9.Barberia E, Lucavechi T, Cardenas D, Maroto M. An atypical lingual lesion resulting from the unhealthy habit of sucking the lower lip: A clinical case study. J Clin Pediatr Dent 2006;30:280-2.  Back to cited text no. 9      
10.Shafer WG, Hine MK, Levy BM. A Textbook of Oral Pathology. 6th ed. Philadelphia: WB Saunders; 2009. p.126-7.  Back to cited text no. 10      
11.Barberia Leache E, Gracia Naranjo AM, Gonsalez Couso R, Gutierrez Conzalez D. Are the oral piercing important in the clinic? Dental Pract 2006;1:45-9.  Back to cited text no. 11      
12.Singh S, Subbareddy VV, Dhananjaya G, Patil R. Reactive fibrous hyperplasia associated with a natal tooth - A Case Report. J Indian Soc Pedo Prev Dent 2004;22:183-6.  Back to cited text no. 12      
13.Greenberg MS, Glick M, Ship JA. Burket's Oral Medicine. 11 th ed. Ontario: BC Decker Inc; 2008. p.202-3.  Back to cited text no. 13      
14.N Karla, S Chaudhary, B Singh. Mucous extravsation phenomenon on the alveolar ridge in neonate: A case report. 2004. J Indian Soc Pedo Prev Dent 2004;22:36-7.  Back to cited text no. 14      
15.Rose EC, Rose C. Mucocele on the lower lip: a case report. J Orofac Orthop 2004;433-5.  Back to cited text no. 15      
16.Wang WC, Lin LM, Shen YH, Lin YJ, Chen YK. Concurrent extravasation of mucocele and epidermoid cyst of the lower lip: A case report. Kaohsiung J Med Sci 2005;21:475-9.  Back to cited text no. 16  [PUBMED]  [FULLTEXT]  
17.Chi D, Kanellis M, Himadi E, Asselin ME. Lip biting in a pediatric dental patient after dental local anesthesia: A case report. J Pediatr Nurs 2008;23:490-3.  Back to cited text no. 17  [PUBMED]  [FULLTEXT]  

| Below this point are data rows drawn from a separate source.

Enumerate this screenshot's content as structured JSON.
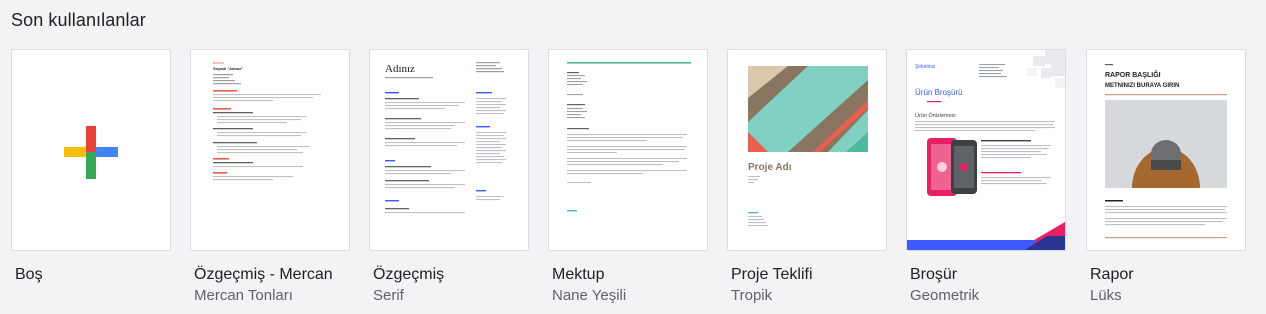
{
  "section": {
    "title": "Son kullanılanlar"
  },
  "templates": [
    {
      "name": "Boş",
      "subtitle": ""
    },
    {
      "name": "Özgeçmiş - Mercan",
      "subtitle": "Mercan Tonları",
      "preview": {
        "line1": "Adınız",
        "line2": "Soyadı \"Adınız\""
      }
    },
    {
      "name": "Özgeçmiş",
      "subtitle": "Serif",
      "preview": {
        "heading": "Adınız"
      }
    },
    {
      "name": "Mektup",
      "subtitle": "Nane Yeşili"
    },
    {
      "name": "Proje Teklifi",
      "subtitle": "Tropik",
      "preview": {
        "heading": "Proje Adı"
      }
    },
    {
      "name": "Broşür",
      "subtitle": "Geometrik",
      "preview": {
        "company": "Şirketiniz",
        "heading": "Ürün Broşürü",
        "subheading": "Ürün Önizlemesi"
      }
    },
    {
      "name": "Rapor",
      "subtitle": "Lüks",
      "preview": {
        "line1": "RAPOR BAŞLIĞI",
        "line2": "METNINIZI BURAYA GIRIN"
      }
    }
  ],
  "colors": {
    "google_blue": "#4285f4",
    "google_red": "#ea4335",
    "google_yellow": "#fbbc04",
    "google_green": "#34a853",
    "coral": "#e8604c",
    "mint": "#4fb99f",
    "teal": "#80d1c4",
    "brochure_blue": "#3d5afe",
    "brochure_pink": "#e91e63"
  }
}
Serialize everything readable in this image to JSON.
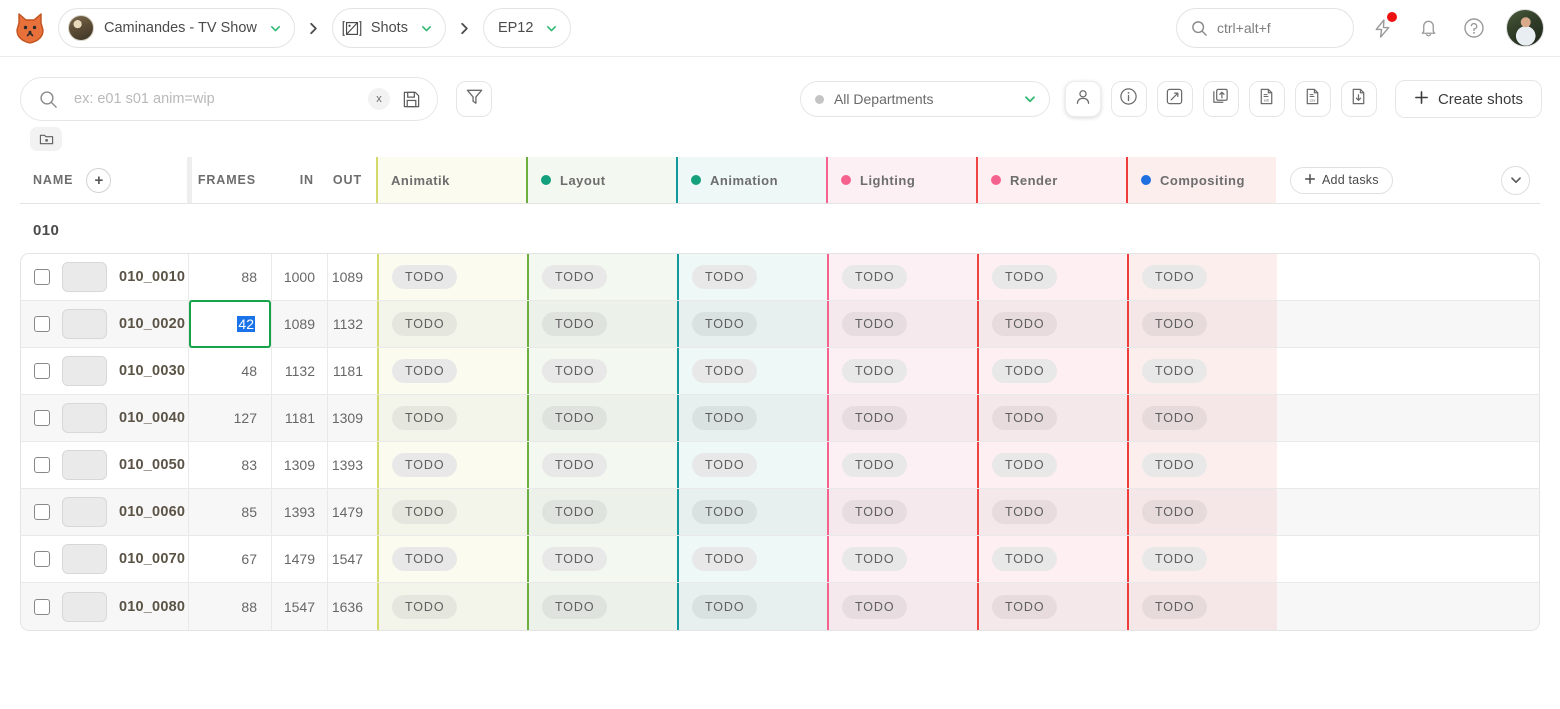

    Figures

  [Figure 1], [Figure 2], [Figure 3], [Figure 4], [Figure 5], [Figure 6], [Figure 7]


This article has been cited by
1 Fibro-epithelial polyps in children: A report of two cases with a literature review
Apurva Mishra,Ramesh Kumar Pandey
Intractable & Rare Diseases Research. 2016; 5(2): 129
[Pubmed] | [DOI]
2 Mucocele in Lower Lip as a Result of Improper Use of Feeding Bottle: A Case Report
S. Ashok Kumar,Mahesh Ramakrishnan
Case Reports in Dentistry. 2013; 2013: 1
[Pubmed] | [DOI]



 

Top
 
  Search
 
    Similar in PUBMED
   Search Pubmed for
   Search in Google Scholar for
 Related articles
    Access Statistics
    Add to My List *
* Registration required (free)  

 
  In this article
    Abstract
    Introduction
    Case Report
    Discussion
    Conclusion
    References
    Article Figures

 Article Access Statistics
    Viewed20250    
    Printed200    
    Emailed3    
    PDF Downloaded675    
    Comments [Add]    
    Cited by others 2    

Recommend this journal